"I think they want to be able to point to something positive that they've done," Van Hollen said. "And, if they oppose everything, they are not going to be able to claim credit for anything."
McConnell could still vote "no" on the public works plan. But so far, he has twice voted to advance the legislation. And while warning Senate Majority Leader Chuck Schumer, D-N.Y., against rushing the amendment process, he has not tried to halt the work.
McConnell has saved his scorn for the big vote that Schumer is preparing before the Senate breaks for an August recess. McConnell has derided an upcoming budget blueprint from Democrats that will set the stage a $3.5 trillion spending package on health, environment and social programs later in fall; McConnell calls it a "reckless tax and spending spree." That package would be paid for with higher taxes on corporations and the wealthy.
Republican strategist Scott Jennings, a longtime McConnell ally, said it's easy to see how McConnell could get to "yes" on this first part of Biden's infrastructure priorities.
"Just listen to what he said," Jennings said. "He always said it should be a smaller package focused on roads bridges airports and broadband."
Kentucky is not a state without needs, with its roads and bridges requiring investments, Jennings said.
Biden and former President Barack Obama both cited the Brent-Spence Bridge between Kentucky and Ohio when promoting plans to boost jobs.
Politically, the votes ahead could be a win-win for McConnell and Republicans to show some bipartisanship on this first package while launching into a strictly partisan broadside against the larger plan.
"I do think it gives Republicans senators a chance to say Look, they always claim we're going to stop everything, " Jennings said.
"It does give the Republicans a chance to say, `We're for the stuff that makes sense and we're against the stuff that doesn't.'"
Sen. Rob Portman of Ohio, who led the Republican side in its negotiations on the infrastructure bill, pointed out that McConnell's wife, former Transportation Secretary Elaine Chao, knows well the country's infrastructure needs.
"He understands that the politics of this are also good for Republicans. And when our members are out there running for re-election, it's good to be talking about accomplishments," Portman said.
McConnell's vote could make or break the package, serving up a victory for Biden with passage or delivering another failure by Washington to address the nation's infrastructure needs. The Trump administration was unable to follow through on the president's call for investing trillions of dollars in infrastructure.
One theory making the rounds on Capitol Hill is that passing the bipartisan package will put pressure to trim the size of the larger plan. Already, Sen. Kyrsten Sinema, D-Ariz., has said she does not support a bill that costs $3.5 trillion.

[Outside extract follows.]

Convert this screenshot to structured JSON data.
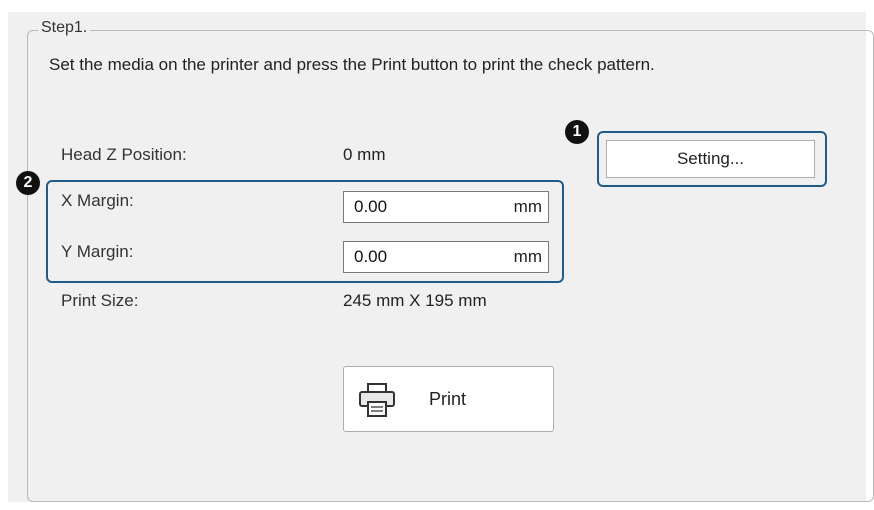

Democrats have the full sweep of power in Washington for the first time in a decade, with the White House and slim majorities in Congress, and will try to pass that next package on their own.
McConnell's Republicans are almost certain to split over the narrower, bipartisan bill, and his eventual vote will carry weight.
Conservatives groups are warning Republican senators not to support the bipartisan bill, arguing it will only enable the costlier one to come.
Yet other influential organizations often aligned with Republicans, including the U.S. Chamber of Commerce, are encouraging GOP senators to back it.